▶ **Work order**:
Please report, as a bare number, how many lines below include the string "USDJPY".
[Opening The data section]
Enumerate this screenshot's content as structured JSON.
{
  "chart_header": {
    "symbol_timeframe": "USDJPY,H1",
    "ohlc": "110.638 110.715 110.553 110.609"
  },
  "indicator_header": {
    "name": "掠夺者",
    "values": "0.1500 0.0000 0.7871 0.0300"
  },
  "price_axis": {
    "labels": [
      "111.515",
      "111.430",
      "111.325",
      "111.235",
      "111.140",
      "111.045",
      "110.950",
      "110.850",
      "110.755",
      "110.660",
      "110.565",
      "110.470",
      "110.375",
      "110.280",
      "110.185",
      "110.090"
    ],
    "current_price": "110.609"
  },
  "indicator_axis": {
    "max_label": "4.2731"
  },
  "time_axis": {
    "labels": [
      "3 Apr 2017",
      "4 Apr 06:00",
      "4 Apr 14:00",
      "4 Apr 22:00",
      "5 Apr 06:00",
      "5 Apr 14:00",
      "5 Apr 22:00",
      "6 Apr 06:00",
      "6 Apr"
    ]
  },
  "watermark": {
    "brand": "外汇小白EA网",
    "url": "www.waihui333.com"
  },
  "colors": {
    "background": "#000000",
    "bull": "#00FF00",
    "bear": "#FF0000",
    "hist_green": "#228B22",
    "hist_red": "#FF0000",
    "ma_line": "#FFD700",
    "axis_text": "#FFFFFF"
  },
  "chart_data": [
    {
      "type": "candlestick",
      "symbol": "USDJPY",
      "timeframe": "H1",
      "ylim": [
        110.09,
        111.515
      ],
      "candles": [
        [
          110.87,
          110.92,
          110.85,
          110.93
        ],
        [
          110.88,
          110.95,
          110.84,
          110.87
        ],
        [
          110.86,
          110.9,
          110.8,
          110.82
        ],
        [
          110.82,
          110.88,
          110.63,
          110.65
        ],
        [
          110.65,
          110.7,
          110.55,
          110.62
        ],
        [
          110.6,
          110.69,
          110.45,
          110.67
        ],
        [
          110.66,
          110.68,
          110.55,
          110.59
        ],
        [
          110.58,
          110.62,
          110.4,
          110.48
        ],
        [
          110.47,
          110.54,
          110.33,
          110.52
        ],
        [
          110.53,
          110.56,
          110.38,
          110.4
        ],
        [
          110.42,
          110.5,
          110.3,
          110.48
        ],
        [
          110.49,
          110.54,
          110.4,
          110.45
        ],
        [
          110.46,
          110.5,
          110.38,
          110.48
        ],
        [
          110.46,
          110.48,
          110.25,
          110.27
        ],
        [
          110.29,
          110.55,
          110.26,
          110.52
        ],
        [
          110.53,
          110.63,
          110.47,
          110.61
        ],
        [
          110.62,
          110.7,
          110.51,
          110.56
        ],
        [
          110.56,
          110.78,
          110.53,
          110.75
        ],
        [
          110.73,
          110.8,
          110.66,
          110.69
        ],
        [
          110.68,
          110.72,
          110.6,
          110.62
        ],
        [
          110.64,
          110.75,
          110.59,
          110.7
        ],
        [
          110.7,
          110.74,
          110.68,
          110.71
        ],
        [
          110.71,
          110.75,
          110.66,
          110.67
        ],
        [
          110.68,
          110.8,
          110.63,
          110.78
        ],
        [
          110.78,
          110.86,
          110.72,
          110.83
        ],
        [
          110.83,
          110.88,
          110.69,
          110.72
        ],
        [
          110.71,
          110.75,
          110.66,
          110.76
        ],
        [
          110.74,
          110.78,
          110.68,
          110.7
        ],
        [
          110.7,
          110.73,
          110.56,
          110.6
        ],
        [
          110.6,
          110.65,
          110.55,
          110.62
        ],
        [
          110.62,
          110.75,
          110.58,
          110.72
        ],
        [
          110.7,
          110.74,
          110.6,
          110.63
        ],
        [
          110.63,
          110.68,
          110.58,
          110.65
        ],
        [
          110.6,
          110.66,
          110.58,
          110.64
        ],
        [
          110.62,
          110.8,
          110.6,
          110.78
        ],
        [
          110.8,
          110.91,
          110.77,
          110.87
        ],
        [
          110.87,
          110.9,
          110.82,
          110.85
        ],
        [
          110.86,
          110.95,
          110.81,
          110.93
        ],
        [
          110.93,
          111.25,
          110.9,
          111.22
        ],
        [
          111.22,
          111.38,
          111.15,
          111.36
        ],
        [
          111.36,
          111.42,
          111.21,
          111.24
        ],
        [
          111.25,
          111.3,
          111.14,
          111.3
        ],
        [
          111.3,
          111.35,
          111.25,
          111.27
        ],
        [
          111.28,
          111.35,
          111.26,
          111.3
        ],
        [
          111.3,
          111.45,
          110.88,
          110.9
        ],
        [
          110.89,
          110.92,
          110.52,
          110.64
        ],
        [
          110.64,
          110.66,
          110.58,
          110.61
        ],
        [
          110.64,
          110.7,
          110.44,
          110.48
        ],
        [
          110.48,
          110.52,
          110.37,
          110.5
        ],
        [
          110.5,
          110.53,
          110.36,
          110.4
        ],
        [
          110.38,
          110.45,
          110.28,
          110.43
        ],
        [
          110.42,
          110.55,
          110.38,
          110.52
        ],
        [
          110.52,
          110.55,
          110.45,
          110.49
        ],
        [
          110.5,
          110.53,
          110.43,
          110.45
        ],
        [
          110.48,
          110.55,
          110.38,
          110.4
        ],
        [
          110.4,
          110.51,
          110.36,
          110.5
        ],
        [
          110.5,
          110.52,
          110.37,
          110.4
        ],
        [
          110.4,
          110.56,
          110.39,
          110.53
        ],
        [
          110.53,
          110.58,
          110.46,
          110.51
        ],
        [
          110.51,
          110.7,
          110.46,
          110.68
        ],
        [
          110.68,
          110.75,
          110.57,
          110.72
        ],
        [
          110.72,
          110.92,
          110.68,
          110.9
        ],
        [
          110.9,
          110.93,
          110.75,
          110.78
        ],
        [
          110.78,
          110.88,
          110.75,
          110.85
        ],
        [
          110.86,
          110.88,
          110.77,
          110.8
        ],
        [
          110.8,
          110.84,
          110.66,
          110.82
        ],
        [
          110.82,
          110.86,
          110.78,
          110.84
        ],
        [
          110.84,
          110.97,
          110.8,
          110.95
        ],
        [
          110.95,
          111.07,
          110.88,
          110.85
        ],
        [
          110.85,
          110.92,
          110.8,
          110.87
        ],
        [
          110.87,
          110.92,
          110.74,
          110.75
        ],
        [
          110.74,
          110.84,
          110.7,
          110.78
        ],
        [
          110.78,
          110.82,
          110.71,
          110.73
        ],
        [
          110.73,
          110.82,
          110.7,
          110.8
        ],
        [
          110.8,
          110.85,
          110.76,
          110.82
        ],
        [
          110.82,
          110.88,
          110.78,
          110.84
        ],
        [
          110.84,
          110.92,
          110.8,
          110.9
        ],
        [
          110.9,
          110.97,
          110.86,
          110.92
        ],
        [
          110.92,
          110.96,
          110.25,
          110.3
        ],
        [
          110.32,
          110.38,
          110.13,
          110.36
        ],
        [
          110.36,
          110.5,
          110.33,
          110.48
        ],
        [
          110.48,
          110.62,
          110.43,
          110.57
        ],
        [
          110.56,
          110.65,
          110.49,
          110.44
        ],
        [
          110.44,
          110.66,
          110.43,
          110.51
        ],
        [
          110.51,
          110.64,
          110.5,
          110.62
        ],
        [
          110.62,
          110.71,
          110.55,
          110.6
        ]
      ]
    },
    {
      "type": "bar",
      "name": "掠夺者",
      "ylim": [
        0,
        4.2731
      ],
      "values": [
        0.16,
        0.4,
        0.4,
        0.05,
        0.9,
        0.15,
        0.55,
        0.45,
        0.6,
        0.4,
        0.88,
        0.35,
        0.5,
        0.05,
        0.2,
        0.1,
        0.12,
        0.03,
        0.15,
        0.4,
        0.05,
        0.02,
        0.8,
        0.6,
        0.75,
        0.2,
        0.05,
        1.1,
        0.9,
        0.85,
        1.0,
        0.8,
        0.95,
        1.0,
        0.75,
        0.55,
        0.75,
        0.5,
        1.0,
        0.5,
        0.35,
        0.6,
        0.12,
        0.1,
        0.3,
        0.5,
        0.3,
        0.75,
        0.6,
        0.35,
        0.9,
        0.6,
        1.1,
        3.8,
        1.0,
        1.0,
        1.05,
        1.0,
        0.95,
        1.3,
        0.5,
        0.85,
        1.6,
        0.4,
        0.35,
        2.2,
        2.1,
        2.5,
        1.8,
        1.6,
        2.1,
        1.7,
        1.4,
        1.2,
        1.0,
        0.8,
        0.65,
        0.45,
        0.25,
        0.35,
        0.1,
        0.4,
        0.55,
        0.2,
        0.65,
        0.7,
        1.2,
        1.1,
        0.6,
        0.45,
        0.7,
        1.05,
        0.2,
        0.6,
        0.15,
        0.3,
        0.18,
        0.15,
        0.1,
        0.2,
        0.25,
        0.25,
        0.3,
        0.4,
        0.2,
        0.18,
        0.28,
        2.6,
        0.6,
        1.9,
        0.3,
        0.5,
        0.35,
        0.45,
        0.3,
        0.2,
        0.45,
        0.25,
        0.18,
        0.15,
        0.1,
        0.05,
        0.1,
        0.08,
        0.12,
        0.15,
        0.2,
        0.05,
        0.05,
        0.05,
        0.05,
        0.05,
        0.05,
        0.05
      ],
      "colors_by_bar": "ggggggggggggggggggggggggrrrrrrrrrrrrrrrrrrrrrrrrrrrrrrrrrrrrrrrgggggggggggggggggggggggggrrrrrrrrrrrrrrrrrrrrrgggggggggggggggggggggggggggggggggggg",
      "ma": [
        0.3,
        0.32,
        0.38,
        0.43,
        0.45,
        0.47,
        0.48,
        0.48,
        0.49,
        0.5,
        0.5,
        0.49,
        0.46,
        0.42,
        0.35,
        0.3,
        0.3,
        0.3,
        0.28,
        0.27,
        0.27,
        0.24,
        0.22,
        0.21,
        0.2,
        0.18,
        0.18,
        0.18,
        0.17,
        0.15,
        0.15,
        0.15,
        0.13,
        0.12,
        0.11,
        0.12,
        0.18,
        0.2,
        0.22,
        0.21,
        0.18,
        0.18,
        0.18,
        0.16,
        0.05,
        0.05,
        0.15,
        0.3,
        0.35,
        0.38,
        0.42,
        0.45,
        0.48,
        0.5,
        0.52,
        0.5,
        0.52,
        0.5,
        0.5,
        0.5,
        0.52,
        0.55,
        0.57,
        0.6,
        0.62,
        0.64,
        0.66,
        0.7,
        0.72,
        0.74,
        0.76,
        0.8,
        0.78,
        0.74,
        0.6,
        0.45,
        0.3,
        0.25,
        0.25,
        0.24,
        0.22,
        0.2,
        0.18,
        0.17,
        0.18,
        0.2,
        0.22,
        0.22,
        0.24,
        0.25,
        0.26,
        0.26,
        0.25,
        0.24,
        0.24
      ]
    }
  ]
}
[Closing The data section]
▶ **Output of the exercise**:
2